===== DATASET ENTRIES =====

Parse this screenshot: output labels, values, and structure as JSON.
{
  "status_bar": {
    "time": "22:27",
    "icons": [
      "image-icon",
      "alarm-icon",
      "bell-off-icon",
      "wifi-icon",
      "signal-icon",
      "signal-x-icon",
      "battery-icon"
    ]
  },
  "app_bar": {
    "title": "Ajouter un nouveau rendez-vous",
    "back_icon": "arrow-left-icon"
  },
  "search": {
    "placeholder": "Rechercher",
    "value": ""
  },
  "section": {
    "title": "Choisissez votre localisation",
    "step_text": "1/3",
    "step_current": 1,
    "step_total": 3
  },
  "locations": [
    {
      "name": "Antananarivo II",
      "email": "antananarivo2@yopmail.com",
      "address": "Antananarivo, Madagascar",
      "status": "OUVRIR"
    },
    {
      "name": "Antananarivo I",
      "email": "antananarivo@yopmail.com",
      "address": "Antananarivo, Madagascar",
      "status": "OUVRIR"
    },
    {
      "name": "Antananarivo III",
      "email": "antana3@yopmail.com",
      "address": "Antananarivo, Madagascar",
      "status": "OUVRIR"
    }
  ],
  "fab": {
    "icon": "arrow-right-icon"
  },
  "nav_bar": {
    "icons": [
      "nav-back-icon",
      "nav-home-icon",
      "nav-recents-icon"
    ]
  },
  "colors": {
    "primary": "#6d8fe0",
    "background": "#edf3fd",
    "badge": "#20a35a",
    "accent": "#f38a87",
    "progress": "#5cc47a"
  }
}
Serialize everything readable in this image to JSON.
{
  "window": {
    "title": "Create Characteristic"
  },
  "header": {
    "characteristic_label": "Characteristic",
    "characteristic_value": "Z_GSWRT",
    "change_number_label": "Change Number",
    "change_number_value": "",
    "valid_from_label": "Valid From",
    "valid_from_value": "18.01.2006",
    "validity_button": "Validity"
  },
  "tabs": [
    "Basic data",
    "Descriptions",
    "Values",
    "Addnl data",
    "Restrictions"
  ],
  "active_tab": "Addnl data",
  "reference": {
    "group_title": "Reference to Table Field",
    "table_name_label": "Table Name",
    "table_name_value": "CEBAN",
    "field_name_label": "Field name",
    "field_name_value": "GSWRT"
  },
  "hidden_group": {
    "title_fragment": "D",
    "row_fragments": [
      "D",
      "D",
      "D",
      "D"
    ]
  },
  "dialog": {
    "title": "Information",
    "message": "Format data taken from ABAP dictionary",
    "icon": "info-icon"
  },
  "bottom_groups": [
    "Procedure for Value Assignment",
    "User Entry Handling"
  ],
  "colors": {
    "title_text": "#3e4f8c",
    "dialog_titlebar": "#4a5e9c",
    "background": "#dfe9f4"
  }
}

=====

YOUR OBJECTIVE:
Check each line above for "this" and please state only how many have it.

SOLUTION BELOW:
2